Jets general manager John Idzik must have felt the pressure of having a 1-6 team combined with the fact that he was doing business on the cheap by keeping the player personnel payroll a whopping $20 million below the NFL salary cap. Idzik used some of that payroll reserve to acquire talented wide receiver Percy Harvin from his old employer, the Seattle Seahawks, for what appears to be a bargain price: namely the mysterious conditional draft pick.
The defending Super Bowl champions have a surplus of talent, particularly at the wide receiver position. It would be nice to think that they were being altruistic by helping out Idzik and giving Harvin a chance to get more work instead of languishing on the Seahawks bench. The reality is that Harvin will never win an award from the NFL for congeniality as he has been known to get into altercations with teammates. In addition, he is injury-prone. However, Idzik obviously concurs with that old childhood axiom that beggars can’t be choosers.
(NAPSI)—For small- and midsize-business (SMB) owners, time is a precious commodity. They need to get more done with less time and fewer resources than bigger companies. The good news is, SMBs have access to affordable yet powerful technology that can make a big difference in their ability to get things done from anywhere.
NFL Commissioner Roger Goodell must feel like a quarterback who is about to be sacked ever since the 2014 season began. It seems as if everyone is calling on him to resign because of the unfortunate domestic violence incidents involving Ray Rice, Adrian Peterson, C.J. Spillman, Greg Hardy and others.
ESPN talking head Bill Simmons went as far as labeling Goodell a liar and dared his bosses to suspend him. They complied by taking him off the air for three weeks.
“I think this is what, quite honestly, I was always afraid of,” Borough President Melinda Katz told the Queens Chronicle last Friday. “There was no transparency, nobody had any idea what was going on — and that’s completely unacceptable for an institution that’s so much funded by the taxpayers.”

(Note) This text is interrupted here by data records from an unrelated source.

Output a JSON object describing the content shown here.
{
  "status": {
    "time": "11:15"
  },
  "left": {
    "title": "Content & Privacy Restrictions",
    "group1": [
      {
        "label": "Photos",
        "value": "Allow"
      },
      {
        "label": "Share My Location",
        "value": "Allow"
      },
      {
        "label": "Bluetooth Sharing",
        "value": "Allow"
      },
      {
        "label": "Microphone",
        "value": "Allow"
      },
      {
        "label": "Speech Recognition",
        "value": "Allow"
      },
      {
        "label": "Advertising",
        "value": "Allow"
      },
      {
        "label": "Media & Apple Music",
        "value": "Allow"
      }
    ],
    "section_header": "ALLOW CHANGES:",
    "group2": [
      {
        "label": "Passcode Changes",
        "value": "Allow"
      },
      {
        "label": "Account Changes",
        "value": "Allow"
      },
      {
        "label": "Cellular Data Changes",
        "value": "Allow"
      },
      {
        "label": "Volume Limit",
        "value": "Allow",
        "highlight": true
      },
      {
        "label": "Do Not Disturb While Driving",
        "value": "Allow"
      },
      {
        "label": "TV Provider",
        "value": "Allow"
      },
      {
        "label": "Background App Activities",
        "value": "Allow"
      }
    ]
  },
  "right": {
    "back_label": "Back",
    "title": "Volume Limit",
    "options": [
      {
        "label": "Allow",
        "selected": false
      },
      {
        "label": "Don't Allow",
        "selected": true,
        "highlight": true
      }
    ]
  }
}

Katz was referring to documents newly provided to city Comptroller Scott Stringer’s office, which show that the Queens Library under now-suspended President and CEO Tom Galante made what Stringer calls “a substantial number of questionable expenditures that may not be sufficiently related to the mission of the library.”